Banks — “Crowded Places”
By Nora McGreevy
“Hey,” Jillian Banks whispers on the opening seconds of her newest single, “Crowded Places.” Banks, who goes by her surname onstage, starts out quiet and low, delicately layering warbly vocals over one another. She then breaks into the chorus and lifts her voice — but only somewhat: “‘Cause I’ve been scared of crowded places,” she confesses.
It’s a surprising admission of vulnerability from Banks, who positioned herself on her 2016 album “The Altar” as a resolutely edgy woman: “So I got edges that scratch,” she challenges on “Beggin For Thread.” Rather, in “Crowded Places,” she pairs breathy vocals with a low, melodic tune that evokes something more personal, and more intimate.
At first, “Crowded Places” strikes as both musically and linguistically simpler than Banks’ most recent work. Yet there’s something mesmerizing about the track’s simplicity, in the same way that speaking the same word out loud a few hundred times in a row might confuse or complicate its meaning for the listener. Here, repetition of the same phrase — “I’ve been scared of crowded places” — forms the linchpin of the song’s second half. As the line repeats, the intensity builds. A drum thumps methodically but loudly in the background, marking the rhythm of the chant. In the last few seconds of the song, what felt moments ago like a soft, tentative admission of loneliness morphs into a crescendo of something totally different, a hard-edged assertion of pain.
Harry Styles — “Sign of the Times”
By Jimmy Kemper
Well, it finally happened. Harry Styles, arguably the most popular former member of One Direction, dropped his inevitable debut solo track, “Sign of the Times,” last Friday. With this track, and the long delay in releasing it (three of the remaining four 1D-ers have already released solo work), Styles looks to set himself apart from his former friends, especially that Zayn kid.
It’s about more than simply being better than his boy-band buddies, though. Between interviewing Paul McCartney last year for life advice, citing Chris Martin as “the reason I love music” and finally announcing this track on the 30th anniversary of Prince’s “Sign O’ The Times,” Styles has made it pretty clear that he plans to chase pop’s biggest stars throughout his solo career.
That sort of ambition radiates throughout the entire track. Styles weaves big, classic glam rock piano progressions together with his even bigger voice in a move that just screams David Bowie, especially in the moments when these pieces crash against gnarly guitar riffs to create an epic and overwhelming atmosphere.
It’s Styles at his most impressive, and it’s unlike anything else on Top 40 Radio right now.
Big Thief — “Mythological Beauty”
By Mike Donovan
With “Masterpiece,” Big Thief’s phenomenal debut album, Adrianne Lenker and company brought us the Minnesotan woodlands by way of Brooklyn hipsterdom, so it was no surprise when NPR’s Bob Boilen raised his voice (above the usual two decibels) in praise of Big Thief’s artistic prospects upon the album’s release. “Masterpiece” was a tailor-made public radio darling.
Now that they have the NPR crowd in their back pocket, Big Thief feels comfortable moving beyond their homespun melodies into more adventurous waters.

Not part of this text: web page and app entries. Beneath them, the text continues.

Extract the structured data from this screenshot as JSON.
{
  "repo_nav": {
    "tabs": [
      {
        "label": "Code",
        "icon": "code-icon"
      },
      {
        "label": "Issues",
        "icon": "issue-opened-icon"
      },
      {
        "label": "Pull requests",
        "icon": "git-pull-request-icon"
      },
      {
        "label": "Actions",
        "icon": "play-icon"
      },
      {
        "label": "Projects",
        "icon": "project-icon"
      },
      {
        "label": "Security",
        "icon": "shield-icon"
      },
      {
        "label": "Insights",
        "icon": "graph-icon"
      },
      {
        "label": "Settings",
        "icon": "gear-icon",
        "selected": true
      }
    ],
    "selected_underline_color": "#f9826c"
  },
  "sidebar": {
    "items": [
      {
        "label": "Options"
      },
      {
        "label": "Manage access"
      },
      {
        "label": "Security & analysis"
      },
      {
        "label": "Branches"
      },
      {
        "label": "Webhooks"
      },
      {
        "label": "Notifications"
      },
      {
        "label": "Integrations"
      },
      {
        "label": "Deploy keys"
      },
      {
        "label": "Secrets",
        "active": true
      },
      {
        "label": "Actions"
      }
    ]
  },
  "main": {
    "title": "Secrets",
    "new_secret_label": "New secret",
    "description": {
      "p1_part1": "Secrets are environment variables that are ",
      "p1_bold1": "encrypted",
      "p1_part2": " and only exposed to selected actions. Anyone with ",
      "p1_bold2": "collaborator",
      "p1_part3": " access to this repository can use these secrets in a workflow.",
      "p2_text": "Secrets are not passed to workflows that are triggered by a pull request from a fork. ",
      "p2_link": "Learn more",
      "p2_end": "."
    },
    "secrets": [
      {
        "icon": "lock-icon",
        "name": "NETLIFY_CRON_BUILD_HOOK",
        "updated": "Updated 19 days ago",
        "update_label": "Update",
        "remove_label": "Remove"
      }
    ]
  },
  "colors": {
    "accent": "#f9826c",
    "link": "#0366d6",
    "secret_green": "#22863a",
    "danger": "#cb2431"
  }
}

The track’s evocative imagery — “You cut the flesh of your left thumb / Using your boyfriends knife / Seventeen, you took his c– / And you gave birth to your first life” — offers signature Boilen-pleasing vulnerability but throws in enough edge to convert more demanding (and less rational) critics.
The track’s post-punk stylings evoke Big Thief’s fellow Brooklynites Sunflower Bean and Beach Fossils without completely abandoning the band’s Dylan-esque core. The resulting sound is immediate but corrosive, carefully balancing edge and melody. The adventurous developments on “Mythological Beauty” give us every reason to expect a brilliant sophomore LP from the young band.
Frank Ocean feat. Jay Z and Tyler, the Creator — “Biking”
By Jack Riedy
Like “Chanel,” Frank’s new single feels like the haze of his 2016 albums forced into a bleary-eyed focus. “Biking” is steeped in reflection for summers past. The lo-fi crackle surrounding Hov’s voice suggests he literally phoned it in, but the introductory verse is solid. “Handlebars like a Xanax” is a great triple entendre, but it could also be a Lil Uzi Vert lyric. Given Jay’s thematic distance from youth and the West Coast, his appearance here is an intergenerational exchange of coolness. The main attraction is the on-record reunion of Frank and Tyler, their first in four years. Tyler breaks a sweat on his BMX, emulating Disney Channel characters even as he rocks jewels earned with his grown-up wealth. His gravelly flow is a foil to Frank’s stuttering verses about popping pills and watching friends get married. The track climaxes with Frank absolutely bugging out about his net worth, screaming with a mix of joy, frustration and confusion. “God gave you what you can handle,” he croons throughout. No matter what changes come with the passage of time, that’s something to hold onto.